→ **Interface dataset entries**
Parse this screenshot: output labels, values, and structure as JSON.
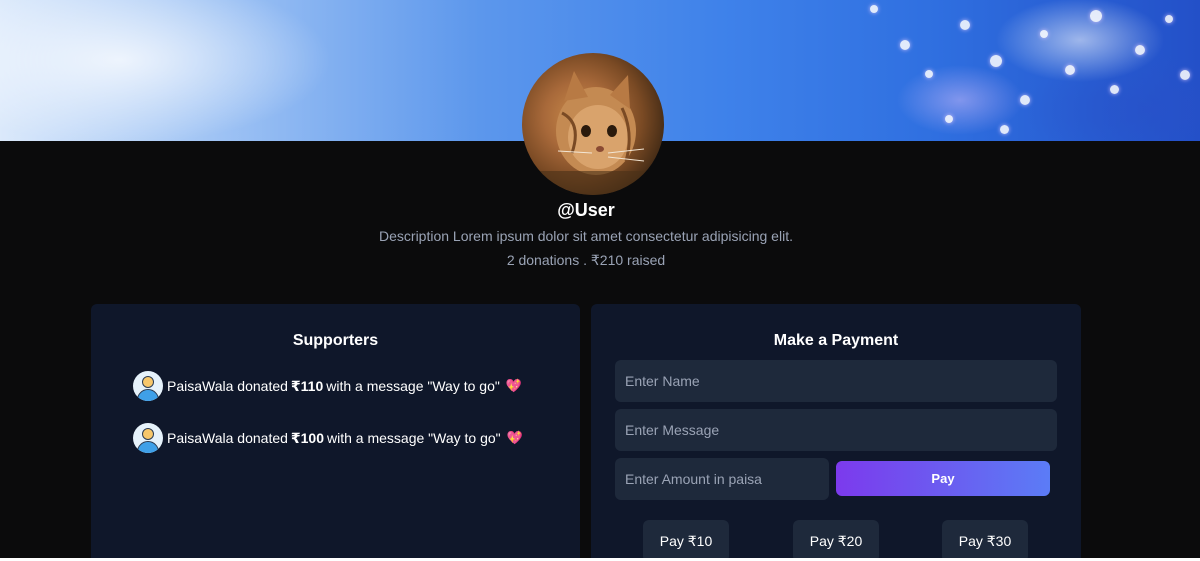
{
  "profile": {
    "username": "@User",
    "description": "Description Lorem ipsum dolor sit amet consectetur adipisicing elit.",
    "stats": "2 donations . ₹210 raised"
  },
  "supporters": {
    "title": "Supporters",
    "items": [
      {
        "name": "PaisaWala",
        "verb": "donated",
        "amount": "₹110",
        "suffix": "with a message \"Way to go\"",
        "emoji": "💖"
      },
      {
        "name": "PaisaWala",
        "verb": "donated",
        "amount": "₹100",
        "suffix": "with a message \"Way to go\"",
        "emoji": "💖"
      }
    ]
  },
  "payment": {
    "title": "Make a Payment",
    "name_placeholder": "Enter Name",
    "message_placeholder": "Enter Message",
    "amount_placeholder": "Enter Amount in paisa",
    "pay_label": "Pay",
    "quick_buttons": [
      "Pay ₹10",
      "Pay ₹20",
      "Pay ₹30"
    ]
  },
  "colors": {
    "page_bg": "#0b0b0c",
    "panel_bg": "#0f172a",
    "field_bg": "#1e293b",
    "pay_gradient_start": "#7c3aed",
    "pay_gradient_end": "#5b7cf6"
  },
  "icons": {
    "supporter_avatar": "user-avatar-icon",
    "heart": "sparkling-heart-emoji"
  }
}
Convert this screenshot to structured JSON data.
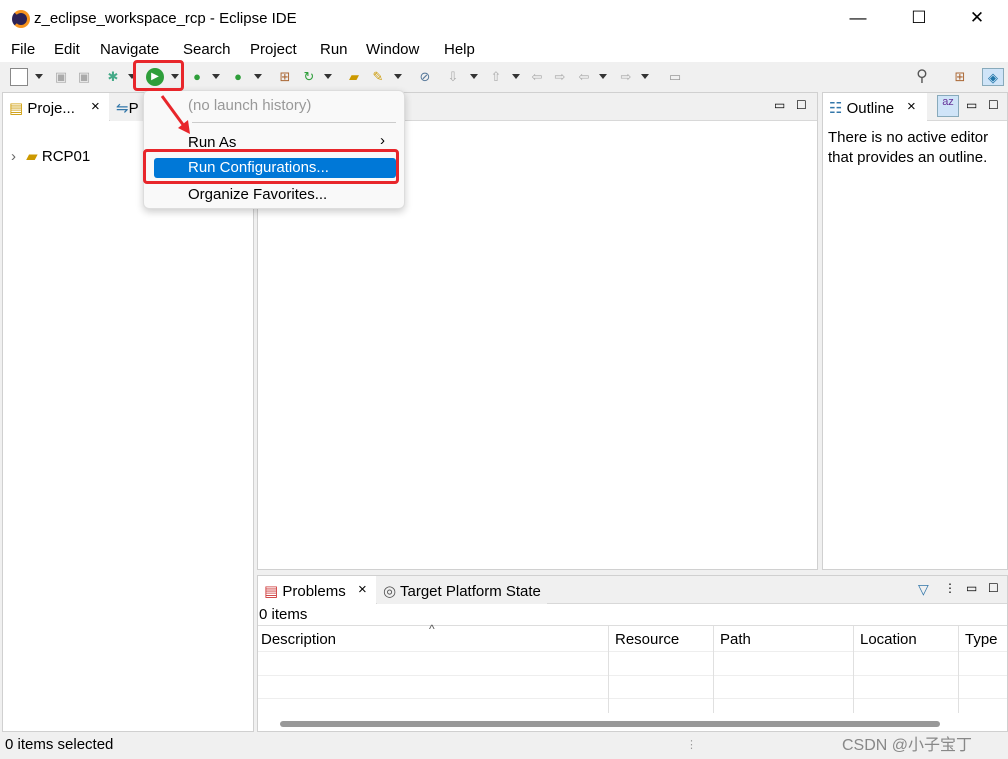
{
  "window": {
    "title": "z_eclipse_workspace_rcp - Eclipse IDE",
    "minimize": "—",
    "maximize": "☐",
    "close": "✕"
  },
  "menubar": [
    "File",
    "Edit",
    "Navigate",
    "Search",
    "Project",
    "Run",
    "Window",
    "Help"
  ],
  "run_menu": {
    "no_history": "(no launch history)",
    "run_as": "Run As",
    "run_as_arrow": "›",
    "run_configurations": "Run Configurations...",
    "organize_favorites": "Organize Favorites..."
  },
  "project_explorer": {
    "tab": "Proje...",
    "tab2": "P",
    "close": "×",
    "items": [
      {
        "label": "RCP01",
        "expander": "›"
      }
    ]
  },
  "outline": {
    "tab": "Outline",
    "close": "×",
    "message": "There is no active editor that provides an outline."
  },
  "problems": {
    "tab": "Problems",
    "close": "×",
    "tab2": "Target Platform State",
    "count": "0 items",
    "columns": [
      "Description",
      "Resource",
      "Path",
      "Location",
      "Type"
    ],
    "sort_indicator": "^"
  },
  "status": {
    "text": "0 items selected"
  },
  "watermark": "CSDN @小子宝丁",
  "colors": {
    "selection": "#0078d7",
    "highlight_box": "#e8262b",
    "run_green": "#2e9e3a"
  }
}
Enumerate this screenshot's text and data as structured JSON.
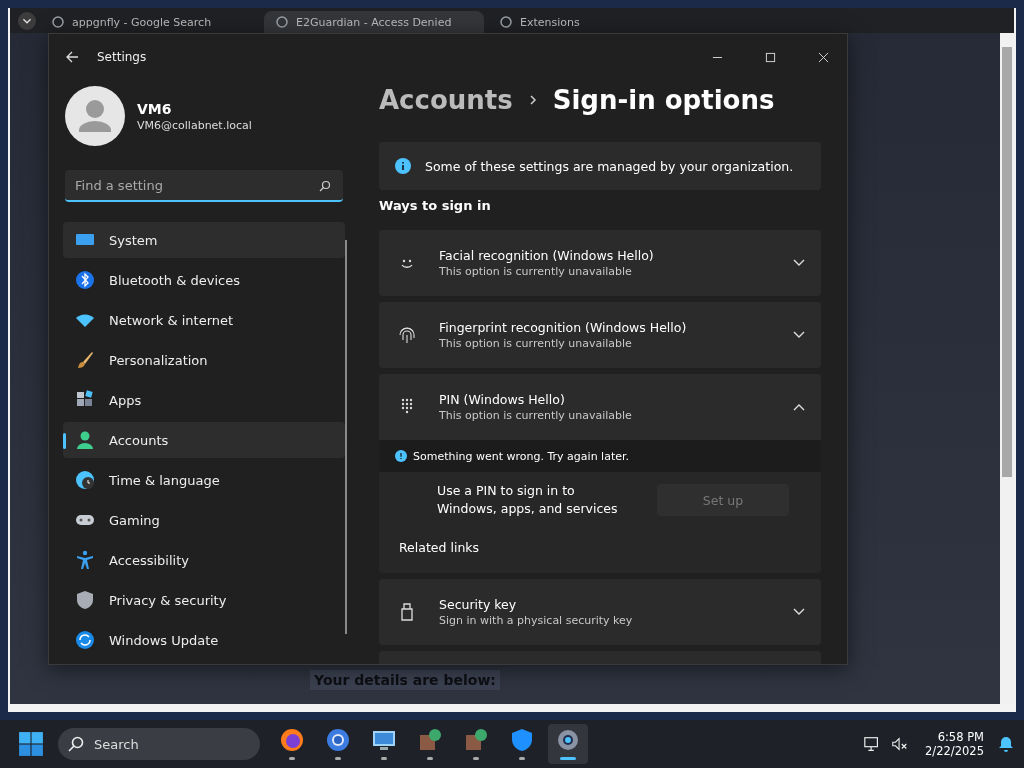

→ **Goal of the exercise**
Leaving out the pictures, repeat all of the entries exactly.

→ **Task answer**
Parse this screenshot: output labels, values, and structure as JSON.
{
  "profile": {
    "username": "@User",
    "description": "Description Lorem ipsum dolor sit amet consectetur adipisicing elit.",
    "stats": "2 donations . ₹210 raised"
  },
  "supporters": {
    "title": "Supporters",
    "items": [
      {
        "name": "PaisaWala",
        "verb": "donated",
        "amount": "₹110",
        "suffix": "with a message \"Way to go\"",
        "emoji": "💖"
      },
      {
        "name": "PaisaWala",
        "verb": "donated",
        "amount": "₹100",
        "suffix": "with a message \"Way to go\"",
        "emoji": "💖"
      }
    ]
  },
  "payment": {
    "title": "Make a Payment",
    "name_placeholder": "Enter Name",
    "message_placeholder": "Enter Message",
    "amount_placeholder": "Enter Amount in paisa",
    "pay_label": "Pay",
    "quick_buttons": [
      "Pay ₹10",
      "Pay ₹20",
      "Pay ₹30"
    ]
  },
  "colors": {
    "page_bg": "#0b0b0c",
    "panel_bg": "#0f172a",
    "field_bg": "#1e293b",
    "pay_gradient_start": "#7c3aed",
    "pay_gradient_end": "#5b7cf6"
  },
  "icons": {
    "supporter_avatar": "user-avatar-icon",
    "heart": "sparkling-heart-emoji"
  }
}
Convert this screenshot to structured JSON data.
{
  "window": {
    "title": "z_eclipse_workspace_rcp - Eclipse IDE",
    "minimize": "—",
    "maximize": "☐",
    "close": "✕"
  },
  "menubar": [
    "File",
    "Edit",
    "Navigate",
    "Search",
    "Project",
    "Run",
    "Window",
    "Help"
  ],
  "run_menu": {
    "no_history": "(no launch history)",
    "run_as": "Run As",
    "run_as_arrow": "›",
    "run_configurations": "Run Configurations...",
    "organize_favorites": "Organize Favorites..."
  },
  "project_explorer": {
    "tab": "Proje...",
    "tab2": "P",
    "close": "×",
    "items": [
      {
        "label": "RCP01",
        "expander": "›"
      }
    ]
  },
  "outline": {
    "tab": "Outline",
    "close": "×",
    "message": "There is no active editor that provides an outline."
  },
  "problems": {
    "tab": "Problems",
    "close": "×",
    "tab2": "Target Platform State",
    "count": "0 items",
    "columns": [
      "Description",
      "Resource",
      "Path",
      "Location",
      "Type"
    ],
    "sort_indicator": "^"
  },
  "status": {
    "text": "0 items selected"
  },
  "watermark": "CSDN @小子宝丁",
  "colors": {
    "selection": "#0078d7",
    "highlight_box": "#e8262b",
    "run_green": "#2e9e3a"
  }
}
Enumerate this screenshot's text and data as structured JSON.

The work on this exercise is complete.